Is Silence a Lemon?
"In each public school classroom the teacher in charge shall observe a brief period of silence with the participation of all of the pupils therein assembled at the beginning of the school day. This period shall not be conducted as a religious exercise but shall be an opportunity for silent prayer or for silent reflection on the anticipated activities of the day."
Illinois joins 11 other states with a similar mandate, along with 23 others that allow for the teacher to voluntarily institute a daily moment of silence (Illinois was formerly a member of this group after passage of a 2002 law). Its implementation is to occur immediately, although the statute fails to spell out consequences for insubordination, not to mention potential punishments for unruly students who disturb the mandatory silence. Moreover, it says nothing about its duration.
These concerns considered, the mention of prayer as a potential option during the moment of silence, and the historical intent of mandated silence at schools, raises the First Amendment issue of the Establishment Clause, which reads: "Congress shall make no law respecting the establishment of religion..."
The Supreme Court first addressed the issue in the 1962 Engel case when it deemed New York's Regents Prayer unconstitutional. Speaking for the Court, Justice Hugo Black wrote, "the constitutional prohibition against laws respecting an establishment of religion must at least mean that in this country it is no part of the business of government to compose official prayers for any group of the American people to recite as part of a religious program carried on by the government."

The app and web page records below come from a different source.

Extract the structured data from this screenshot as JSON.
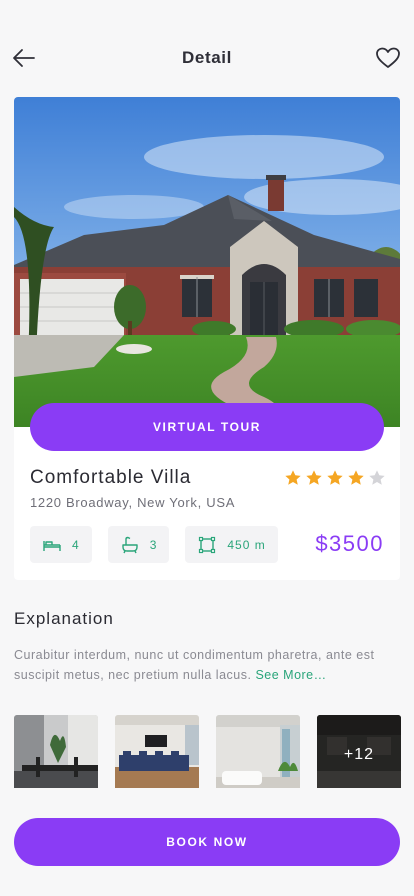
{
  "header": {
    "title": "Detail",
    "back_icon": "arrow-left-icon",
    "favorite_icon": "heart-icon"
  },
  "property": {
    "virtual_tour_label": "VIRTUAL TOUR",
    "name": "Comfortable Villa",
    "address": "1220 Broadway, New York, USA",
    "rating": 4,
    "rating_max": 5,
    "features": [
      {
        "icon": "bed-icon",
        "value": "4"
      },
      {
        "icon": "bathtub-icon",
        "value": "3"
      },
      {
        "icon": "area-icon",
        "value": "450 m"
      }
    ],
    "price": "$3500"
  },
  "explanation": {
    "title": "Explanation",
    "text": "Curabitur interdum, nunc ut condimentum pharetra, ante est suscipit metus, nec pretium nulla lacus. ",
    "see_more": "See More…"
  },
  "gallery": {
    "more_count": "+12"
  },
  "actions": {
    "book_now": "BOOK NOW"
  },
  "colors": {
    "accent": "#8a3cf5",
    "green": "#2aa57a",
    "star": "#f5a623",
    "star_empty": "#d4d4d8"
  }
}
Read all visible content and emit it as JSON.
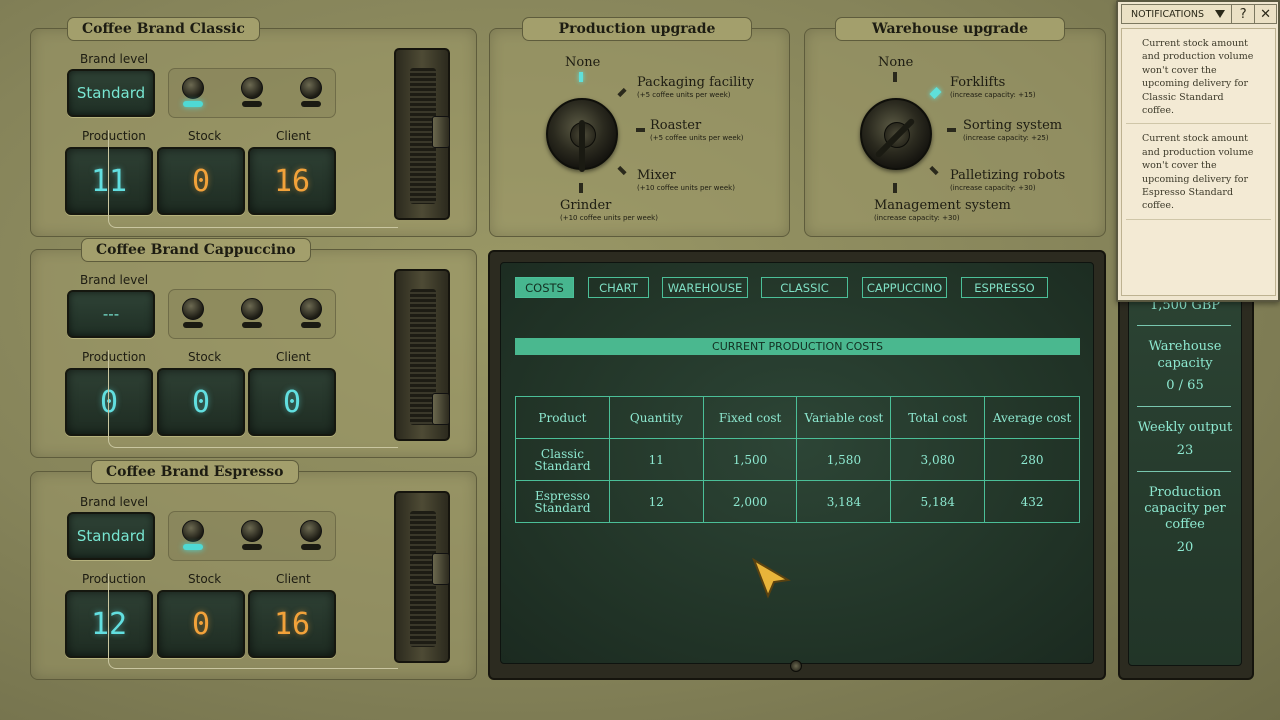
{
  "brands": [
    {
      "title": "Coffee Brand Classic",
      "level_label": "Brand level",
      "level_value": "Standard",
      "toggles_on": [
        true,
        false,
        false
      ],
      "production_label": "Production",
      "stock_label": "Stock",
      "client_label": "Client",
      "production": "11",
      "stock": "0",
      "client": "16",
      "slider_level": 0.55
    },
    {
      "title": "Coffee Brand Cappuccino",
      "level_label": "Brand level",
      "level_value": "---",
      "toggles_on": [
        false,
        false,
        false
      ],
      "production_label": "Production",
      "stock_label": "Stock",
      "client_label": "Client",
      "production": "0",
      "stock": "0",
      "client": "0",
      "slider_level": 0.85
    },
    {
      "title": "Coffee Brand Espresso",
      "level_label": "Brand level",
      "level_value": "Standard",
      "toggles_on": [
        true,
        false,
        false
      ],
      "production_label": "Production",
      "stock_label": "Stock",
      "client_label": "Client",
      "production": "12",
      "stock": "0",
      "client": "16",
      "slider_level": 0.5
    }
  ],
  "production_upgrade": {
    "title": "Production upgrade",
    "none": "None",
    "options": [
      {
        "name": "Packaging facility",
        "sub": "(+5 coffee units per week)"
      },
      {
        "name": "Roaster",
        "sub": "(+5 coffee units per week)"
      },
      {
        "name": "Mixer",
        "sub": "(+10 coffee units per week)"
      },
      {
        "name": "Grinder",
        "sub": "(+10 coffee units per week)"
      }
    ]
  },
  "warehouse_upgrade": {
    "title": "Warehouse upgrade",
    "none": "None",
    "options": [
      {
        "name": "Forklifts",
        "sub": "(increase capacity: +15)"
      },
      {
        "name": "Sorting system",
        "sub": "(increase capacity: +25)"
      },
      {
        "name": "Palletizing robots",
        "sub": "(increase capacity: +30)"
      },
      {
        "name": "Management system",
        "sub": "(increase capacity: +30)"
      }
    ]
  },
  "tabs": [
    "COSTS",
    "CHART",
    "WAREHOUSE",
    "CLASSIC",
    "CAPPUCCINO",
    "ESPRESSO"
  ],
  "active_tab": "COSTS",
  "costs": {
    "banner": "CURRENT PRODUCTION COSTS",
    "headers": [
      "Product",
      "Quantity",
      "Fixed cost",
      "Variable cost",
      "Total cost",
      "Average cost"
    ],
    "rows": [
      {
        "product": [
          "Classic",
          "Standard"
        ],
        "quantity": "11",
        "fixed": "1,500",
        "variable": "1,580",
        "total": "3,080",
        "average": "280"
      },
      {
        "product": [
          "Espresso",
          "Standard"
        ],
        "quantity": "12",
        "fixed": "2,000",
        "variable": "3,184",
        "total": "5,184",
        "average": "432"
      }
    ]
  },
  "stats": {
    "partial_top": "1,500 GBP",
    "warehouse_label": [
      "Warehouse",
      "capacity"
    ],
    "warehouse_value": "0 / 65",
    "weekly_label": "Weekly output",
    "weekly_value": "23",
    "capacity_label": [
      "Production",
      "capacity per",
      "coffee"
    ],
    "capacity_value": "20"
  },
  "notifications": {
    "title": "NOTIFICATIONS",
    "dropdown_icon": "chevron-down-icon",
    "help_label": "?",
    "close_label": "✕",
    "items": [
      "Current stock amount and production volume won't cover the upcoming delivery for Classic Standard coffee.",
      "Current stock amount and production volume won't cover the upcoming delivery for Espresso Standard coffee."
    ]
  },
  "colors": {
    "screen_text": "#8de8d0",
    "tab_accent": "#4ab88f",
    "digit_cyan": "#62dfe0",
    "digit_amber": "#f2a23a"
  }
}
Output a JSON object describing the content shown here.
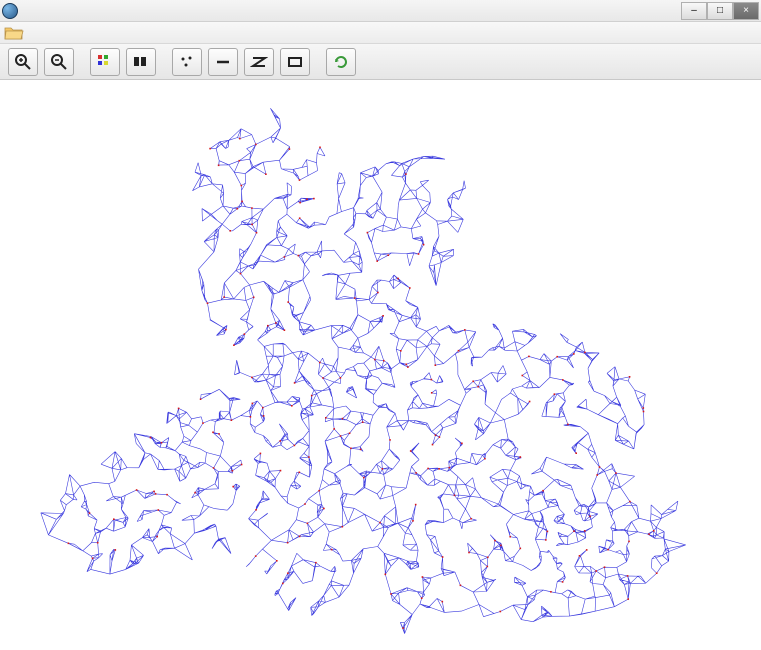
{
  "window": {
    "title": "",
    "app_icon": "globe-icon"
  },
  "window_controls": {
    "minimize": "–",
    "maximize": "□",
    "close": "×"
  },
  "menubar": {
    "open_file": "open-folder-icon"
  },
  "toolbar": {
    "zoom_in": "zoom-in-icon",
    "zoom_out": "zoom-out-icon",
    "color_grid": "color-layers-icon",
    "bw_grid": "bw-layers-icon",
    "scatter_points": "points-icon",
    "line_tool": "line-icon",
    "zigzag_tool": "zigzag-icon",
    "rect_tool": "rectangle-icon",
    "refresh": "refresh-icon"
  },
  "canvas": {
    "content_type": "road-network-map",
    "primary_color": "#1818d8",
    "node_color": "#d81818",
    "background": "#ffffff"
  }
}
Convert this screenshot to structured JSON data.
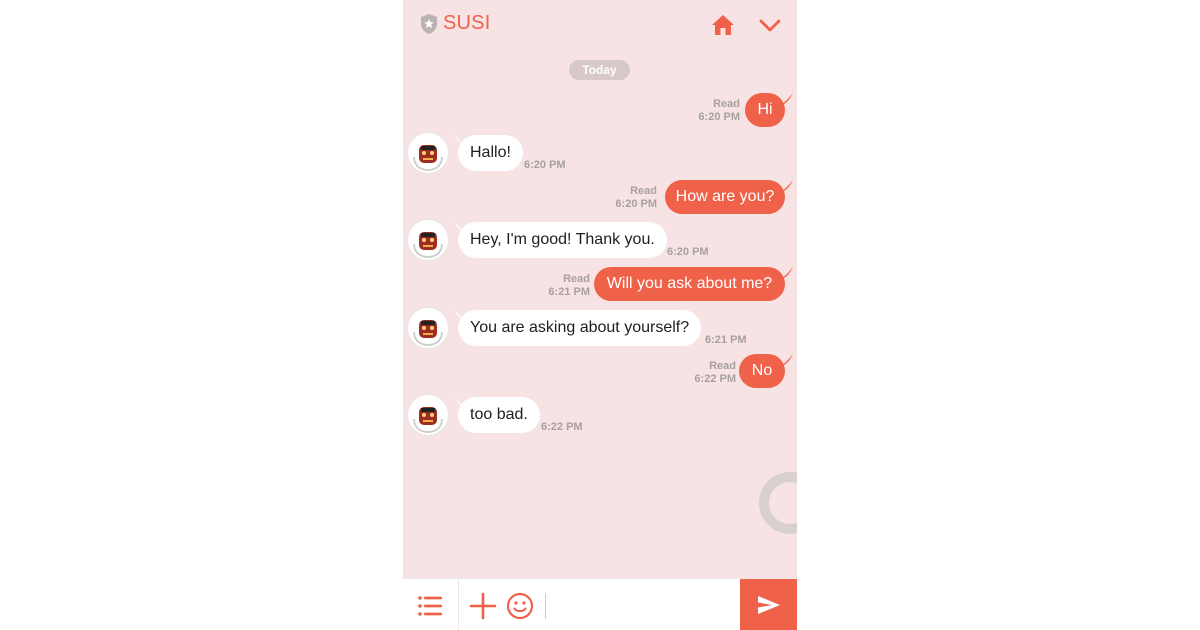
{
  "header": {
    "title": "SUSI",
    "icons": [
      "shield-icon",
      "home-icon",
      "chevron-down-icon"
    ]
  },
  "date_label": "Today",
  "colors": {
    "accent": "#ef6149",
    "background": "#f7e3e3",
    "bubble_in": "#ffffff"
  },
  "messages": [
    {
      "from": "user",
      "text": "Hi",
      "status": "Read",
      "time": "6:20 PM"
    },
    {
      "from": "bot",
      "text": "Hallo!",
      "time": "6:20 PM"
    },
    {
      "from": "user",
      "text": "How are you?",
      "status": "Read",
      "time": "6:20 PM"
    },
    {
      "from": "bot",
      "text": "Hey, I'm good! Thank you.",
      "time": "6:20 PM"
    },
    {
      "from": "user",
      "text": "Will you ask about me?",
      "status": "Read",
      "time": "6:21 PM"
    },
    {
      "from": "bot",
      "text": "You are asking about yourself?",
      "time": "6:21 PM"
    },
    {
      "from": "user",
      "text": "No",
      "status": "Read",
      "time": "6:22 PM"
    },
    {
      "from": "bot",
      "text": "too bad.",
      "time": "6:22 PM"
    }
  ],
  "composer": {
    "value": "",
    "placeholder": ""
  },
  "bottom_icons": [
    "menu-icon",
    "plus-icon",
    "smiley-icon",
    "send-icon"
  ]
}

The Illinois law dodges this decision because it mandates a moment of silence, not a specific prayer, but read on.
The Court currently uses the so-called Lemon Test, a product of the 1971 case Lemon v. Kurtzman, to weigh Establishment Clause challenges. It is composed of three parts.
- The statute must have a secular purpose.
- Its primary effect can neither advance nor inhibit religion.
- The statute cannot foster "excessive entanglement" with religion.
We must search elsewhere for a more definitive answer.
In a 1985 case, Wallace v. Jaffree, the Court considered an Alabama law that mandated a minute of silence in all public schools for "meditation or voluntary prayer." Sounds a lot like what the Illinois legislature cooked up, huh? Justice John Paul Stevens wrote for the majority, arguing that the law failed the first prong of the Lemon test given the state's former law mandating prayer. Stevens contended that the law "...had no secular purpose."
Representative Lou Lang (D-Skokie) feels the same about the Illinois statute he voted against. He said, "This doesn't mandate school prayer, but let's face it--that's what this is about."
Concurring opinions in the Alabama case, however, allowed for a statute that mandated a moment of silence with no mention of prayer. By this measure, Illinois is on thin ice.
Enter atheist and activist Rob Sherman, whose daughter is a 14-year old freshman at Buffalo Grove High School. He promises a lawsuit against Township High School District 214 upon implementation and will seek an immediate injunction. Sherman points to the minute his daughter will likely lose in her biology class each day, the equivalent of 3 hours over the course of a 181-day school year.
We'll await the verdict of Sherman's challenge to the latest product of our vaunted state legislature. This much we know. The Governor vetoed it because he thinks it erodes the barrier between church and state. Schools have scratched their heads as to why the law was passed, and how to effectively implement its vague language.
May a hundred lawsuits bloom.
- For analysis of the statute's constitutionality by religious scholar Charles Haynes click here.
- For an update on the act's implementation and first legal challenge, along with its place in the larger context of the "culture wars" click here.
- To read about the first court decision considering the statute and barring an injunction click here.